04 March 2013
ByAppeared in BioNews 695
Leading technology groups team up with Cancer Research UK (CRUK) to develop a mobile phone app that will allow the public to sift through large amounts of genetic data in a bid to accelerate cancer research. The project is run in collaboration with the Citizen Science Alliance.
'We're making great progress in understanding the genetic reasons cancer develops. But the clues to why some drugs will work and some won't, are held in data which need to be analysed by the human eye – and this could take years', said Professor Carlos Caldas of the CRUK Cambridge Institute at the University of Cambridge. 'By harnessing the collective power of citizen scientists we'll accelerate the discovery of new ways to diagnose and treat cancer much more precisely'.
Forty computer programmers, gamers, graphic designers, and other specialists from companies including Facebook, Amazon, and Google, engaged in a three day 'GameJam' to brainstorm creative ways in which the public could help analyse existing genetic data produced from cancer research scientists.
The resulting ideas will be developed into a game, currently named GeneRun, to be launched in summer 2013. The goal being that whilst smart phone users play the game they will also be helping process scientific data.

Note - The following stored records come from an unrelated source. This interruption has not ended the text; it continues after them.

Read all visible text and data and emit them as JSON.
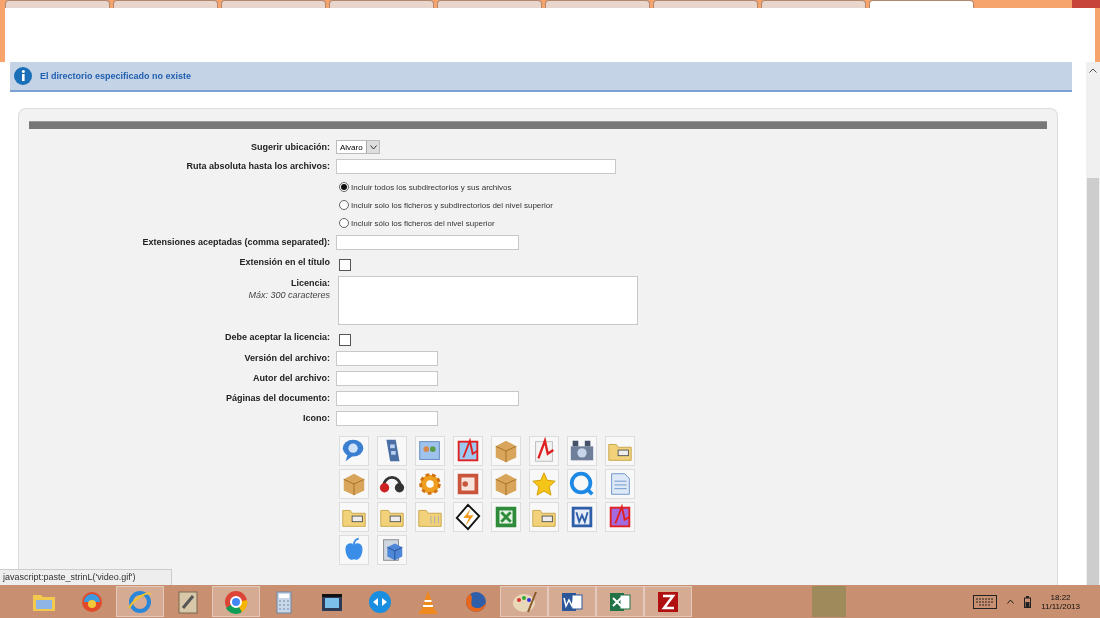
{
  "browser": {
    "tabs": [
      {
        "selected": false
      },
      {
        "selected": false
      },
      {
        "selected": false
      },
      {
        "selected": false
      },
      {
        "selected": false
      },
      {
        "selected": false
      },
      {
        "selected": false
      },
      {
        "selected": false
      },
      {
        "selected": true
      }
    ]
  },
  "message": {
    "text": "El directorio especificado no existe"
  },
  "form": {
    "fields": [
      {
        "kind": "select",
        "label": "Sugerir ubicación:",
        "value": "Alvaro"
      },
      {
        "kind": "longtext",
        "label": "Ruta absoluta hasta los archivos:"
      },
      {
        "kind": "radio",
        "options": [
          {
            "label": "Incluir todos los subdirectorios y sus archivos",
            "selected": true
          },
          {
            "label": "Incluir solo los ficheros y subdirectorios del nivel superior",
            "selected": false
          },
          {
            "label": "Incluir sólo los ficheros del nivel superior",
            "selected": false
          }
        ]
      },
      {
        "kind": "text",
        "label": "Extensiones aceptadas (comma separated):"
      },
      {
        "kind": "checkbox",
        "label": "Extensión en el título",
        "checked": false
      },
      {
        "kind": "textarea",
        "label": "Licencia:",
        "note": "Máx: 300 caracteres"
      },
      {
        "kind": "checkbox",
        "label": "Debe aceptar la licencia:",
        "checked": false
      },
      {
        "kind": "shorttext",
        "label": "Versión del archivo:"
      },
      {
        "kind": "shorttext",
        "label": "Autor del archivo:"
      },
      {
        "kind": "text",
        "label": "Páginas del documento:"
      },
      {
        "kind": "shorttext",
        "label": "Icono:"
      },
      {
        "kind": "icons"
      }
    ]
  },
  "status_text": "javascript:paste_strinL('video.gif')",
  "taskbar": {
    "apps": [
      {
        "running": false
      },
      {
        "running": false
      },
      {
        "running": true
      },
      {
        "running": false
      },
      {
        "running": true
      },
      {
        "running": false
      },
      {
        "running": false
      },
      {
        "running": false
      },
      {
        "running": false
      },
      {
        "running": false
      },
      {
        "running": true
      },
      {
        "running": true
      },
      {
        "running": true
      },
      {
        "running": true
      }
    ],
    "time": "18:22",
    "date": "11/11/2013"
  }
}
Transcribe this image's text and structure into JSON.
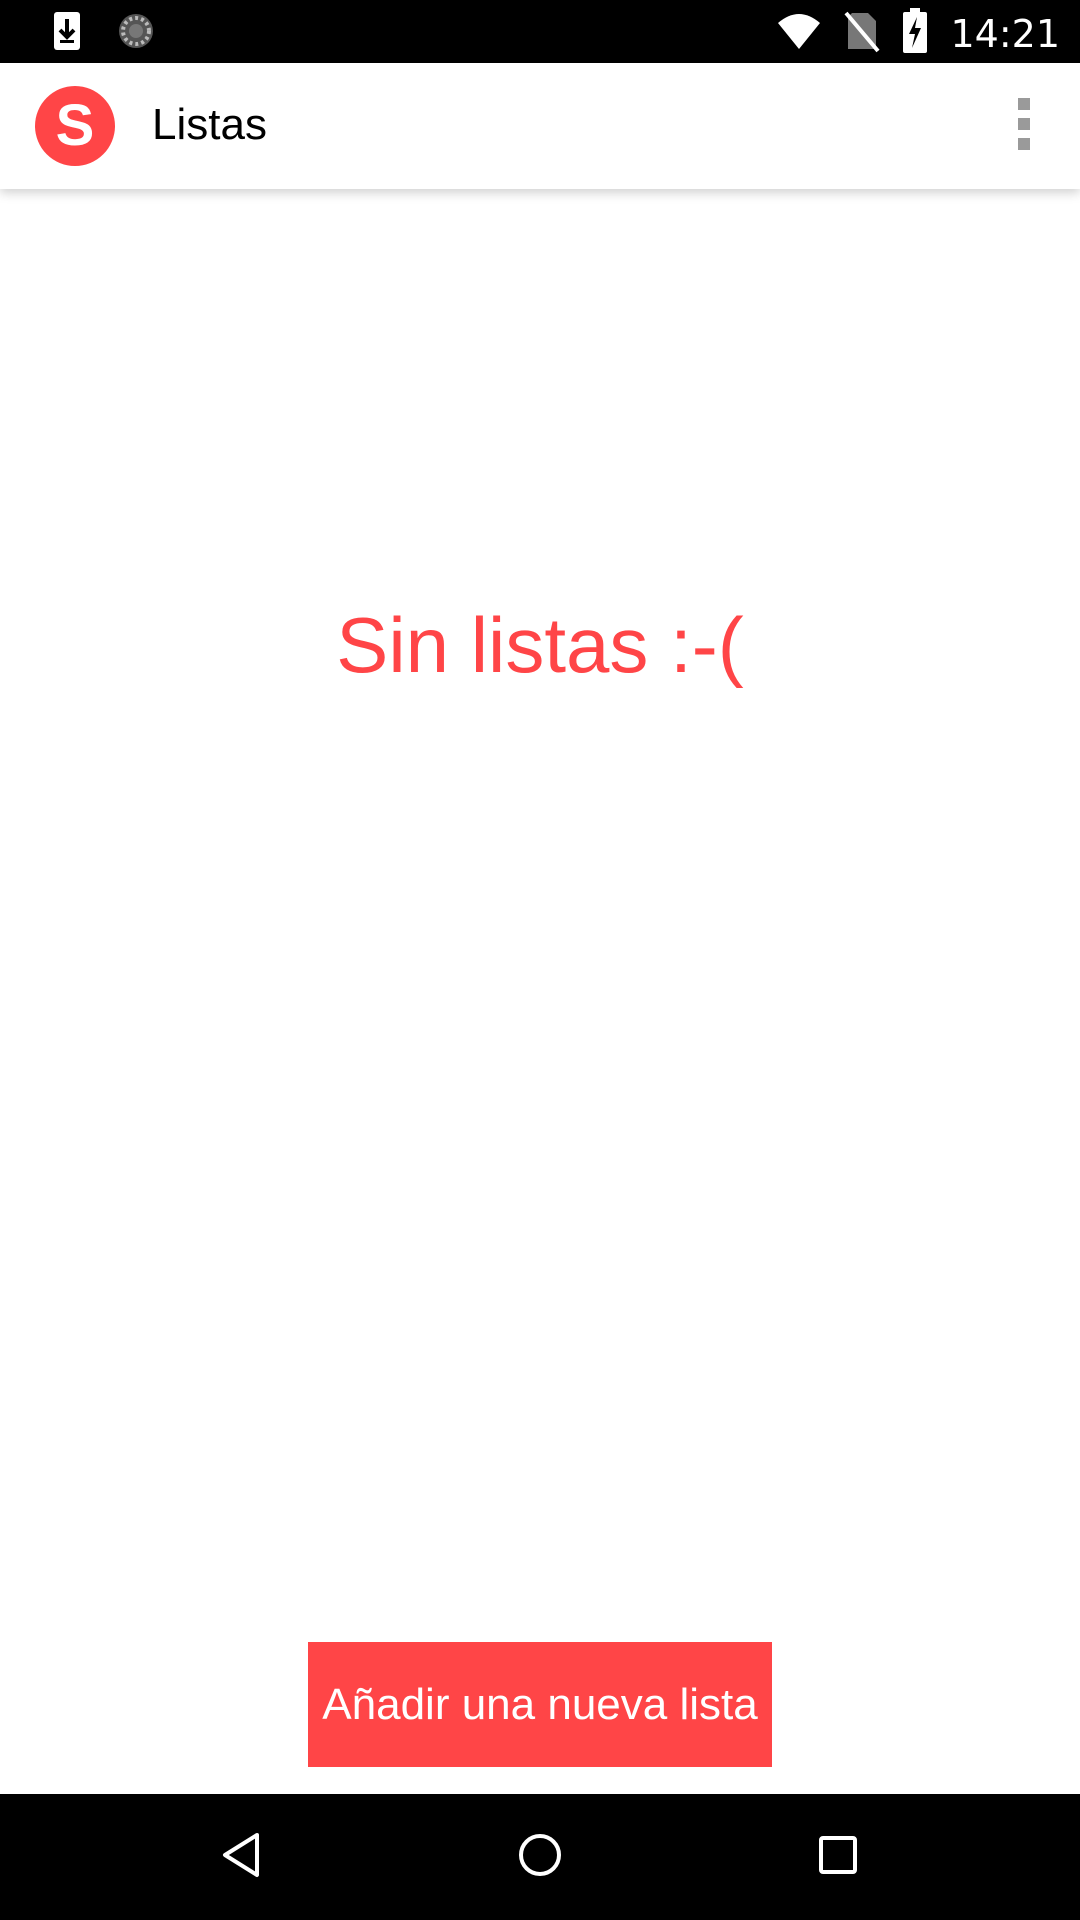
{
  "status_bar": {
    "time": "14:21",
    "icons": [
      "download-icon",
      "sync-icon",
      "wifi-icon",
      "no-sim-icon",
      "battery-charging-icon"
    ]
  },
  "app_bar": {
    "logo_letter": "S",
    "title": "Listas",
    "overflow_icon": "more-vert-icon"
  },
  "main": {
    "empty_message": "Sin listas :-(",
    "add_button_label": "Añadir una nueva lista"
  },
  "nav_bar": {
    "icons": [
      "back-icon",
      "home-icon",
      "recents-icon"
    ]
  },
  "colors": {
    "accent": "#ff4547",
    "status_bar": "#000000",
    "nav_bar": "#000000",
    "background": "#ffffff"
  }
}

CRUK has previously collaborated with the Citizen Science Alliance to produce the game Cell Slider, first released in October 2012, to allow the public to analyse images of cancer tissue samples.

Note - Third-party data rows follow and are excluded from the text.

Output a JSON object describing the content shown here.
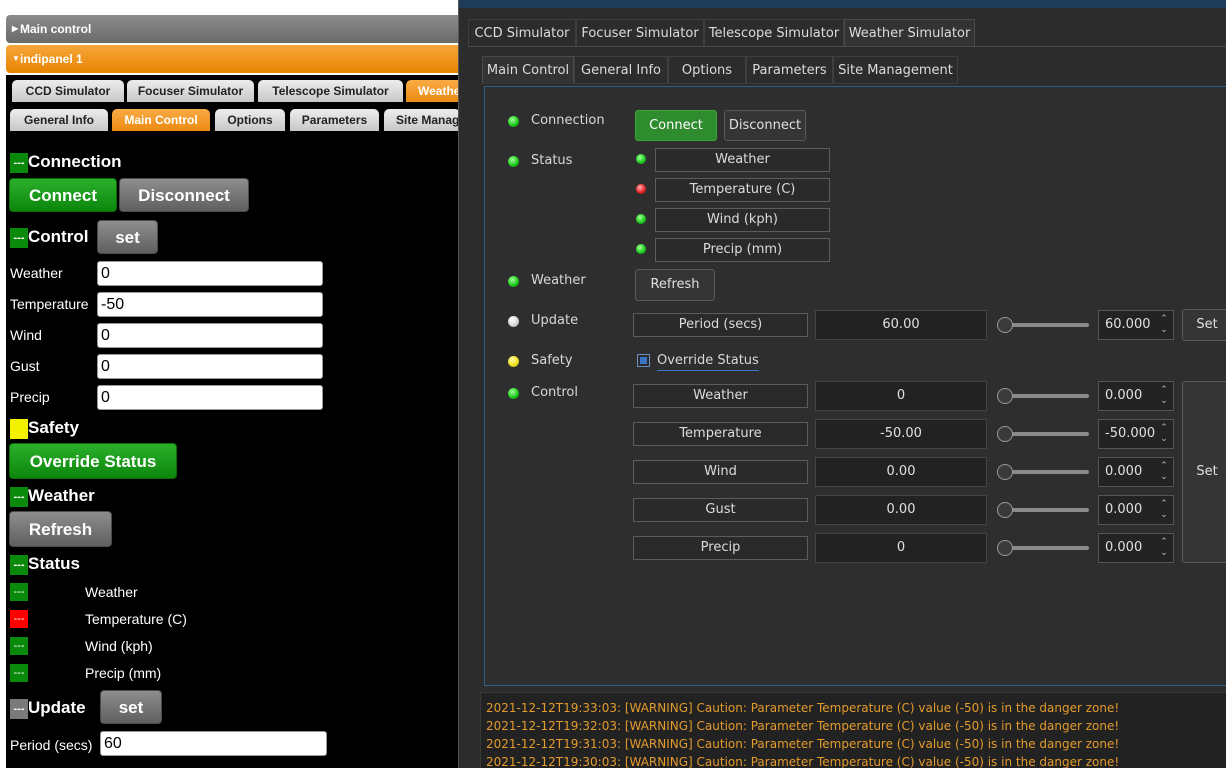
{
  "left": {
    "accordion": {
      "main_control": "Main control",
      "panel": "indipanel 1"
    },
    "device_tabs": [
      "CCD Simulator",
      "Focuser Simulator",
      "Telescope Simulator",
      "Weathe"
    ],
    "group_tabs": [
      "General Info",
      "Main Control",
      "Options",
      "Parameters",
      "Site Manag"
    ],
    "sections": {
      "connection": "Connection",
      "control": "Control",
      "safety": "Safety",
      "weather": "Weather",
      "status": "Status",
      "update": "Update"
    },
    "marker": "---",
    "buttons": {
      "connect": "Connect",
      "disconnect": "Disconnect",
      "set": "set",
      "override": "Override Status",
      "refresh": "Refresh",
      "update_set": "set"
    },
    "control_fields": [
      {
        "label": "Weather",
        "value": "0"
      },
      {
        "label": "Temperature",
        "value": "-50"
      },
      {
        "label": "Wind",
        "value": "0"
      },
      {
        "label": "Gust",
        "value": "0"
      },
      {
        "label": "Precip",
        "value": "0"
      }
    ],
    "status_items": [
      {
        "label": "Weather",
        "color": "#0a8a0a"
      },
      {
        "label": "Temperature (C)",
        "color": "#ff0000"
      },
      {
        "label": "Wind (kph)",
        "color": "#0a8a0a"
      },
      {
        "label": "Precip (mm)",
        "color": "#0a8a0a"
      }
    ],
    "period": {
      "label": "Period (secs)",
      "value": "60"
    }
  },
  "right": {
    "device_tabs": [
      "CCD Simulator",
      "Focuser Simulator",
      "Telescope Simulator",
      "Weather Simulator"
    ],
    "group_tabs": [
      "Main Control",
      "General Info",
      "Options",
      "Parameters",
      "Site Management"
    ],
    "connection": {
      "label": "Connection",
      "connect": "Connect",
      "disconnect": "Disconnect"
    },
    "status": {
      "label": "Status",
      "items": [
        "Weather",
        "Temperature (C)",
        "Wind (kph)",
        "Precip (mm)"
      ]
    },
    "weather": {
      "label": "Weather",
      "refresh": "Refresh"
    },
    "update": {
      "label": "Update",
      "name": "Period (secs)",
      "value": "60.00",
      "spin": "60.000",
      "set": "Set"
    },
    "safety": {
      "label": "Safety",
      "override": "Override Status"
    },
    "control": {
      "label": "Control",
      "set": "Set",
      "rows": [
        {
          "name": "Weather",
          "value": "0",
          "spin": "0.000"
        },
        {
          "name": "Temperature",
          "value": "-50.00",
          "spin": "-50.000"
        },
        {
          "name": "Wind",
          "value": "0.00",
          "spin": "0.000"
        },
        {
          "name": "Gust",
          "value": "0.00",
          "spin": "0.000"
        },
        {
          "name": "Precip",
          "value": "0",
          "spin": "0.000"
        }
      ]
    },
    "log": [
      "2021-12-12T19:33:03: [WARNING] Caution: Parameter Temperature (C) value (-50) is in the danger zone!",
      "2021-12-12T19:32:03: [WARNING] Caution: Parameter Temperature (C) value (-50) is in the danger zone!",
      "2021-12-12T19:31:03: [WARNING] Caution: Parameter Temperature (C) value (-50) is in the danger zone!",
      "2021-12-12T19:30:03: [WARNING] Caution: Parameter Temperature (C) value (-50) is in the danger zone!"
    ]
  }
}
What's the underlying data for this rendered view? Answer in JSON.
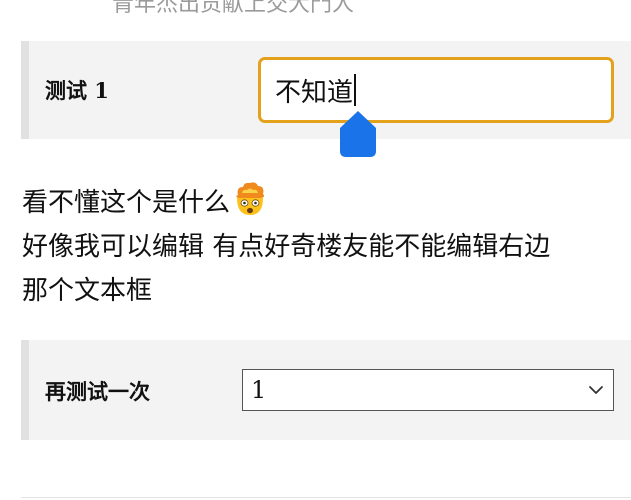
{
  "header": {
    "partial_text": "青年杰出贡献上交大門人"
  },
  "form": {
    "row1": {
      "label": "测试 1",
      "input_value": "不知道"
    },
    "row2": {
      "label": "再测试一次",
      "selected_value": "1"
    }
  },
  "comment": {
    "line1": "看不懂这个是什么",
    "line2": "好像我可以编辑 有点好奇楼友能不能编辑右边",
    "line3": "那个文本框",
    "emoji": "exploding-head-emoji"
  },
  "colors": {
    "focus_border": "#e4a11b",
    "cursor_handle": "#1a73e8",
    "row_background": "#f3f3f3",
    "row_accent": "#e1e1e1"
  },
  "icons": {
    "select_chevron": "chevron-down-icon",
    "text_handle": "text-cursor-handle-icon"
  }
}
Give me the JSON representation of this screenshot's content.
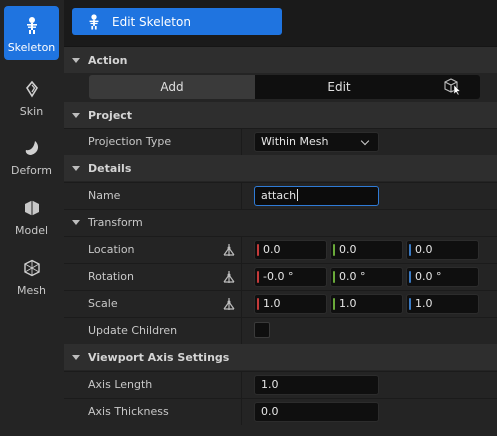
{
  "modes": [
    {
      "label": "Skeleton",
      "icon": "skeleton-icon",
      "active": true
    },
    {
      "label": "Skin",
      "icon": "skin-icon",
      "active": false
    },
    {
      "label": "Deform",
      "icon": "deform-icon",
      "active": false
    },
    {
      "label": "Model",
      "icon": "model-icon",
      "active": false
    },
    {
      "label": "Mesh",
      "icon": "mesh-icon",
      "active": false
    }
  ],
  "tool_button": {
    "label": "Edit Skeleton",
    "icon": "skeleton-icon"
  },
  "sections": {
    "action": {
      "title": "Action",
      "add_label": "Add",
      "edit_label": "Edit",
      "extra_icon": "select-cube-cursor-icon"
    },
    "project": {
      "title": "Project",
      "projection_type_label": "Projection Type",
      "projection_type_value": "Within Mesh"
    },
    "details": {
      "title": "Details",
      "name_label": "Name",
      "name_value": "attach",
      "transform_title": "Transform",
      "location_label": "Location",
      "location": {
        "x": "0.0",
        "y": "0.0",
        "z": "0.0"
      },
      "rotation_label": "Rotation",
      "rotation": {
        "x": "-0.0 °",
        "y": "0.0 °",
        "z": "0.0 °"
      },
      "scale_label": "Scale",
      "scale": {
        "x": "1.0",
        "y": "1.0",
        "z": "1.0"
      },
      "update_children_label": "Update Children",
      "update_children_checked": false
    },
    "viewport": {
      "title": "Viewport Axis Settings",
      "axis_length_label": "Axis Length",
      "axis_length_value": "1.0",
      "axis_thickness_label": "Axis Thickness",
      "axis_thickness_value": "0.0"
    }
  },
  "colors": {
    "accent": "#1f74e0",
    "axis_x": "#c43a3a",
    "axis_y": "#6aaa3a",
    "axis_z": "#3a7ac4"
  }
}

Dr Chris Lintott, chair of Citizen Science Alliance said: 'From our first collaboration, Cell Slider, we've already seen that there are tens of thousands of people happy to contribute their spare time to the cause of science. We hope the GameJam will let even more people join forces to help find cures for cancer'.

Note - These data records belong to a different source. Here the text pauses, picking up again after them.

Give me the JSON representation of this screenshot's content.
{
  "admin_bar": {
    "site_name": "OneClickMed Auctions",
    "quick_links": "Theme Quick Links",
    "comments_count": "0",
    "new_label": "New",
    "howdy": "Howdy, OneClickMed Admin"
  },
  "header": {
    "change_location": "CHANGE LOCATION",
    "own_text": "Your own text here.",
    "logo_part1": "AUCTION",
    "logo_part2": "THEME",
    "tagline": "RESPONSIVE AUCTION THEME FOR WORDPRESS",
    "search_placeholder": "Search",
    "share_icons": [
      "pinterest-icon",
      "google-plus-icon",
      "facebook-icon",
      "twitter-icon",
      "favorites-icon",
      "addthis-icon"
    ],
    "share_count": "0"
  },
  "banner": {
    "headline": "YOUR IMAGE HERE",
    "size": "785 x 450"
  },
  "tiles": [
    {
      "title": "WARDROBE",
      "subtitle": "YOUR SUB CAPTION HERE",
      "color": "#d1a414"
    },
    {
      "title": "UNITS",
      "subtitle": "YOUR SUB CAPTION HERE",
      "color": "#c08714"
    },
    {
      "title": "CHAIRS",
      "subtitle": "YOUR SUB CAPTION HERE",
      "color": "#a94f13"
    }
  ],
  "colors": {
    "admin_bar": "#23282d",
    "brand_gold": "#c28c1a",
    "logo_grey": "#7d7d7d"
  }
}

'By harnessing the collective force of the public, Cell Slider has already shown how we can dramatically reduce the analysis time for some of our clinical trials data from eighteen to three months', added chief executive of CRUK, Dr Harpal Kumar. 'This exciting event [GameJam] will provide a channel to help our scientists discover new genetic drivers of cancer that would otherwise take years to identify'.